Canberra police are set to get tougher on alcohol-related violence and dangerous drivers under a new agreement with the ACT government.
Police Minister Simon Corbell outlined a new set of expectations for the territory's police force when he signed the 2014-15 purchase agreement with Australian Federal Police Commissioner Tony Negus and ACT Chief Police Officer Rudi Lammers on Monday.
Mr Corbell said the agreement included two new performance indicators that focused on ''public value'', and were based on community satisfaction and confidence in ACT police.
''I think that's important as we continue to build on the very high level of confidence Canberrans have in their policing service,'' he said.
The agreement also outlined Mr Corbell's new ministerial direction for police, which would see police tackle alcohol-related crime and violence in the Canberra CBD and town centres, as well as dangerous and anti-social driving.
He said it was a similar emphasis to last year's agreement as they were particular areas of concern for the Canberra community.
''We've seen great results in those areas in the past 12 months and I want to see those results continue for the next 12 months,'' Mr Corbell said.
''The Chief Police Officer will continue to do what's been done over the last 12 months, which is a high-profile policing effort in our town centres, in Civic, particularly on Friday and Saturday nights but indeed right across the working week and across the year, to further enforce the success we've had from our new alcohol licensing laws and also to continue to tackle drink-driving and dangerous behaviour on our roads.
''Both of these things together have a big impact on our community and the more we can reduce crime in those areas, the safer our community is.''
Mr Corbell said the territory's police had overseen a reduction in rates of motor vehicle theft, property damage, theft, assault and burglary in the past 12 months.
The 2014-15 Purchase Agreement provided funding of $152 million for the territory's police force, which was on par with last year's allocation.
Chief Police Officer Lammers said police had adequate resources and the funding for the next financial year would allow them to maintain a similar level of services to the community.

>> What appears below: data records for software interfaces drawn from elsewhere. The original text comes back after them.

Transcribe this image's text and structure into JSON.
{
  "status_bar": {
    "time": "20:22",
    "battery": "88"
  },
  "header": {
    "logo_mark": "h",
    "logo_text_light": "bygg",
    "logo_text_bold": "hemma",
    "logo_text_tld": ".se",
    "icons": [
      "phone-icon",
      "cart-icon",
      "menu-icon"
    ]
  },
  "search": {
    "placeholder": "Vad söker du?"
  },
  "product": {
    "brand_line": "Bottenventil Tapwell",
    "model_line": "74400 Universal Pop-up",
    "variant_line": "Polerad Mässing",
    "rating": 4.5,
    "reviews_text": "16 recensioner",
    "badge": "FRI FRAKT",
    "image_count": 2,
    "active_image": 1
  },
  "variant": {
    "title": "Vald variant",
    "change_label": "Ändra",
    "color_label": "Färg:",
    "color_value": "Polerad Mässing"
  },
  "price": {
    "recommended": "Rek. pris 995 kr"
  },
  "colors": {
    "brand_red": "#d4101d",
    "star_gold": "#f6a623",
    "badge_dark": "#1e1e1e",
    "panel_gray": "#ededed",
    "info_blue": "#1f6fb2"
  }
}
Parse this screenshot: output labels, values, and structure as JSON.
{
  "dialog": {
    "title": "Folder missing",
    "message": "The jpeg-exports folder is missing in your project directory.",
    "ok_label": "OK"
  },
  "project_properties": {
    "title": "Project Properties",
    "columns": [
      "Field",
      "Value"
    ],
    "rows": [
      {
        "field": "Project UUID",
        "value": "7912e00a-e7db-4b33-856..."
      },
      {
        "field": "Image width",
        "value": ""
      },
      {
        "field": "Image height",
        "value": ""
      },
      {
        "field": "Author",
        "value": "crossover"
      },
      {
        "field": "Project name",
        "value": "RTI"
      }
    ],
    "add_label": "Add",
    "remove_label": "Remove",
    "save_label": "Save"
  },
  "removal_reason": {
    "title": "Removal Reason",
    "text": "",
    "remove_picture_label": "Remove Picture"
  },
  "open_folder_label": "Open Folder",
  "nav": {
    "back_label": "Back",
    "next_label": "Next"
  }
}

He said police would maintain high visibility policing tactics to target unlicensed premises and to drive down alcohol-related crime and dangerous driving.
The territory's road safety operations team, which was expanded last year, would also continue to crack down on drug and alcohol-impaired drivers through mobile breath tests.
Chief Police Officer Lammers foreshadowed a greater commitment to protecting women and children from violence, and to slashing the number of young Aboriginal and Torres Strait Islander offenders who went through the court system.
He also welcomed the minister's new key performance indicators.
''Making sure police are held accountable is important, making sure the community has confidence in us is very important, and making sure we live up to the expectations of the community is very important, so these performance indicators help us achieve that,'' he said.
ACT Policing operates under an arrangement with the territory government to provide community policing services, a central property office and a firearms registry.
The full agreement can be read here.